The reason for this damaging affect, the officials cite, is the frequent inter-provincial movement in which the travellers carry the deadly polio virus from one place to another.

According to officials at the World Health Organisation (WHO), some 188 cases of polio have been reported from across the country till October 1. Of the total, majority of polio victims, 132, belong to Khyber Pakhtunkhwa province. While 33 children, mostly of age below five, have been crippled by the incurable disease in the militants-infested Federally Administered Tribal Areas (Fata), the officials told Pakistan Today.

Four and two cases have, respectively, been reported from the insurgency-hit Balochistan and flood-hit Punjab province. What, however, appears to be alarming are the numbers reported from Sindh where the WHO officials counted the number of polio cases at 17.

Of the total, 16 polio victims belong to Karachi, most populated and multi-ethnic financial hub of the country. The only polio case reported from outside Karachi was that of District Sanghar, the health officials said.

“All but one of the total polio victims reported in Sindh are Pashtoons,” a WHO official told Pakistan Today, requesting anonymity for he was unauthorised to talk to the media.

The only case reported from the interior of Sindh, he said, involved a Birohi speaking family.

The WHO officials underline inter-provincial movement of the Pashto-speaking people as one of major reasons for the current outbreak of polio in Karachi. “Hundreds of people keep moving to and from KPK province from District West of the city on a daily basis,” the official said.

Even in case of Birohi family from Sanghar, the inter-city movement had been witnessed as a common attributable factor, he said.

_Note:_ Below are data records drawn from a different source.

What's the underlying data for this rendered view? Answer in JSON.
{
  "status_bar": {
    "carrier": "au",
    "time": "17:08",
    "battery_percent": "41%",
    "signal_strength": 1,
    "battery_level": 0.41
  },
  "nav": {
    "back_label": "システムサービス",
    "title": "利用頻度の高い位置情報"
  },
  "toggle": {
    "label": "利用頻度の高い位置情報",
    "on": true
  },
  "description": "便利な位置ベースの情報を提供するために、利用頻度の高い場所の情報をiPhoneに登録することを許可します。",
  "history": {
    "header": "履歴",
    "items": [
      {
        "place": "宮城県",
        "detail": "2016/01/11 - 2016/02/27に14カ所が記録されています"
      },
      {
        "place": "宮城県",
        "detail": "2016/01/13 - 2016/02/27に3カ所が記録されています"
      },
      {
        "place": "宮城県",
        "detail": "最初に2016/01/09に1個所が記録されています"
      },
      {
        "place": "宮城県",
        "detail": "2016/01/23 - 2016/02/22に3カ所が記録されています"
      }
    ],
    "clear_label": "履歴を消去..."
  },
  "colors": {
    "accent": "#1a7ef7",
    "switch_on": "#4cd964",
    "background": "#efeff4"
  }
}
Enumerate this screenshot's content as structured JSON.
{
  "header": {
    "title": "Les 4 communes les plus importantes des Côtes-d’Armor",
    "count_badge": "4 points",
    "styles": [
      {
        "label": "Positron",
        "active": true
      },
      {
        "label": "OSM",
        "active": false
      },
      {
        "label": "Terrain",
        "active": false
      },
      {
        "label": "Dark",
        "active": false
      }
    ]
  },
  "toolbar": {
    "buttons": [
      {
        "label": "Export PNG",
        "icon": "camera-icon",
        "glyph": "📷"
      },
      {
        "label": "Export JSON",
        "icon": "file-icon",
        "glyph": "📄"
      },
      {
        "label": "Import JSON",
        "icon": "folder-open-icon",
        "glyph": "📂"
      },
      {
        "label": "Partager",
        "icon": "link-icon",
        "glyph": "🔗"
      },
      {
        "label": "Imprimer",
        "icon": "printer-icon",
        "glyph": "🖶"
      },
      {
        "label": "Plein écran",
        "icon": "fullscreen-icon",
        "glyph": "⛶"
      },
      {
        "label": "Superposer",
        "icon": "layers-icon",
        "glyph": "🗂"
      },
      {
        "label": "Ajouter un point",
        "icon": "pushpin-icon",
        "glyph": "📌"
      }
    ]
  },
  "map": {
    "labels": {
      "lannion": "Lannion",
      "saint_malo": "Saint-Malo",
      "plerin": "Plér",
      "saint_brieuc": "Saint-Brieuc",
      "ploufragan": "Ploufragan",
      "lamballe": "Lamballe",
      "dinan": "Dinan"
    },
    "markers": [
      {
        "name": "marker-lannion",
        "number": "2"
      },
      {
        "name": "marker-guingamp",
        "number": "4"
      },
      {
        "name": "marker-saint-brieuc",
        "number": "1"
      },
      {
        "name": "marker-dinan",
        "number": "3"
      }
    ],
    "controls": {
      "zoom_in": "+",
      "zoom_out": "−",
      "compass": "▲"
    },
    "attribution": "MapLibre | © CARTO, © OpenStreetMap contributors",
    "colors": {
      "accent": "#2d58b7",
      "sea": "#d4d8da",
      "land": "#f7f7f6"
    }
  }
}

This was despite the fact that the Sindh health department had set up a vaccination center at the city’s entry and exit points at super highway’s Toll Plaza to vaccinate every below-five kid travelling with the parents, he added.

Other stumbling blocks, the official said, were security threat to vaccination teams and religious misconceptions in the predominantly conservative local society.

The resistors perceive that polio vaccine contains ingredients that render the men infertile and women getting adulthood prematurely.

“The number of refusals, both silent and straight, are increasing day by day,” said the WHO official.

Some four months ago, he recalled, the outbreak of polio cases in Karachi was of localised nature with District Central being its epicentre. “The virus has now spread through Punjab, Balochistan and the interior of Sindh,” he added.

Terming District West a “high risk” area for polio virus, the official said districts East and Central were equally dangerous.

“Whichever the district is, community is the same (Pashto speaking),” he said.